    The provisions of the Unemployment Assistance (Temporary Provisions), 1935, apply to all persons who are in receipt of allowances from the Unemployment Assistance Board, and in all cases applicants receive the amounts which would have been payable by way of transitional payments or the amounts computed on the basis of the board's regulations, whichever are the more favourable to them. I do not, understand, therefore, the hon. Member's reference to persons who are not protected by these arrangements.

    Will the hon. and gallant Member try to reply to the question? Is there no difference between the board's regulations which were withdrawn and the transitional payments which were formerly in operation? Seeing that the transitional payments were higher than those under the board's regulations will he now tell the House what is the actual difference in the cost between the two?

    The hon. Member asked me to answer his question. His question is, "Will I state the number of persons in special areas who for various reasons are not protected by the stand-still arrangement?" and as I find it difficult to understand to what people the hon. Member refers—and I still find it difficult—I cannot state the number of persons.

    Is not the hon. and gallant Member aware that all new cases, and all cases in which there is a change of circumstances, come under the board's regulations, and not under the stand-still order? Is the hon. and gallant Member not aware of that very well known fact, and is he not in a position to tell the House the additional cost?

    No, the stand-still arrangement means that whichever is the higher sum to which a man is entitled, whether under the Unemployment Assistant Board's determination or under transitional payments, he is to get the higher sum.

    On a point of Order. This is really rather important, because the Minister apparently misunderstands entirely what the position is in the special areas.

    Insurance (Inconsiderable Employment) Regulations

    70.

    asked the Minister of Labour what steps he intends to take to preserve the stamp insurance rights of workpeople who obtain employment under the conditions laid down in the Unemployment Insurance (Inconsiderable Employment) Regulations, 1935?

    I would refer the hon. Member to the reply given on the same subject on 12th February to the hon. Member for West Fife (Mr. Gallacher).

    Does the hon. and gallant Member say that it is his intention not to give the House some form of explanation of the Order other than the answer to a question by the hon. Member for West Fife (Mr. Gallacher)?

    But is the Minister aware that the Order is not so easily explained? The language used by himself and his officials is not always readily understood, and will he take steps to see that this House and the country are better acquainted with the provisions of the Order?

    I think the hon.-Member will agree that it would be a big order to start explaining Government Orders which were not easily understandable in answer to supplementary questions.

    I am not asking the Minister to answer a supplementary question, but will he take the opportunity to explain it to Parliament on some suitable occasion?

    I will certainly consider the hon. Member's suggestion for explaining anything which is not clear to the hon. Member.

    Royal Air Force

    Aeroplanes (Wireless Equipment)

    71.

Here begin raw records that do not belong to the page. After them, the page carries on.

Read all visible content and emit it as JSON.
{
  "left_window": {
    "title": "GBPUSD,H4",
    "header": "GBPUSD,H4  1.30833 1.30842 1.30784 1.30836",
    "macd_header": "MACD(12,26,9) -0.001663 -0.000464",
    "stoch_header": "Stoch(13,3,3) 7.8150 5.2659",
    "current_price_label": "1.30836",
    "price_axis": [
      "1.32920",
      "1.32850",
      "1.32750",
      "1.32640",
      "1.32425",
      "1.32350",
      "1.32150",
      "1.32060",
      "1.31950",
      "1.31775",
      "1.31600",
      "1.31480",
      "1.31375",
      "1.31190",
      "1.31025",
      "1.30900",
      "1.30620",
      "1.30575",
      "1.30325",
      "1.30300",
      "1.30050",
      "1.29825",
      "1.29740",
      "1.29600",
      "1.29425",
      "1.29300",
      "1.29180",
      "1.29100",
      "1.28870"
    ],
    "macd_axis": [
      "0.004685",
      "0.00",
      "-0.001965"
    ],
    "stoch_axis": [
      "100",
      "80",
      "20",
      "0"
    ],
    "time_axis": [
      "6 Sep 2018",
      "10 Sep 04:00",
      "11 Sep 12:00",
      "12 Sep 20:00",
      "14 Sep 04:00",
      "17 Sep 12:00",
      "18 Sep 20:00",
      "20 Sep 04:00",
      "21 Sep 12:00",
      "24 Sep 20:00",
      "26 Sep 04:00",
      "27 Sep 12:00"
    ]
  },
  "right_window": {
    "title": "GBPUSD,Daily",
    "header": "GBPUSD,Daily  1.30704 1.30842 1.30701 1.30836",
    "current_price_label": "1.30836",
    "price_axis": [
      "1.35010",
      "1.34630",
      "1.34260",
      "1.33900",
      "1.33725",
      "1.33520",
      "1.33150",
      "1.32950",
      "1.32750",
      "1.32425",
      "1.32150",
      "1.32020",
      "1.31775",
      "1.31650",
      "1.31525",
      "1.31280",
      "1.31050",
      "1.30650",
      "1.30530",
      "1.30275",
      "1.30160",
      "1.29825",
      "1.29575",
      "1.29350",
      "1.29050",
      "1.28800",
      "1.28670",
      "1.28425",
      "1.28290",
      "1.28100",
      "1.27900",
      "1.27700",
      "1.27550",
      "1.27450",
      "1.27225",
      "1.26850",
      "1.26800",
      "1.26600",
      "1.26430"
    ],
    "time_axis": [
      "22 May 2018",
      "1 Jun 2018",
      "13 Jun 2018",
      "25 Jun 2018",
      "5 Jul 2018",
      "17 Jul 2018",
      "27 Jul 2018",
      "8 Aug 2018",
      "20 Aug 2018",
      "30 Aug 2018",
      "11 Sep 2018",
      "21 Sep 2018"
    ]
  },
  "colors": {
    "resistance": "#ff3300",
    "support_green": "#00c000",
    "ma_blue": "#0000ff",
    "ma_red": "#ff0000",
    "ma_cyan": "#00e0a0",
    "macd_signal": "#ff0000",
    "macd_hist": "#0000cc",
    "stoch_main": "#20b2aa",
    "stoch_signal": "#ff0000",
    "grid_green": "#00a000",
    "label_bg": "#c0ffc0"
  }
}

    asked the Under-Secretary of State for Air whether the Royal Air Force machine that landed in the sea near Havre was equipped with wireless; whether this; machine was in communication with any wireless station; and, if so, why this machine was not directed by wireless to some English aerodrome free from fog?

    The aircraft was in communication throughout by wireless with Andover wireless station. Bearings were given to the pilot and he was instructed to land at Northolt, as his own aerodrome was obscured by low clouds.

    Does not my right hon. Friend think that the Air Ministry ought to have made quite certain that the weather conditions were suitable before allowing these exercises on that night?

    One of the reasons for these exercises was to train pilots in flying under cloud conditions.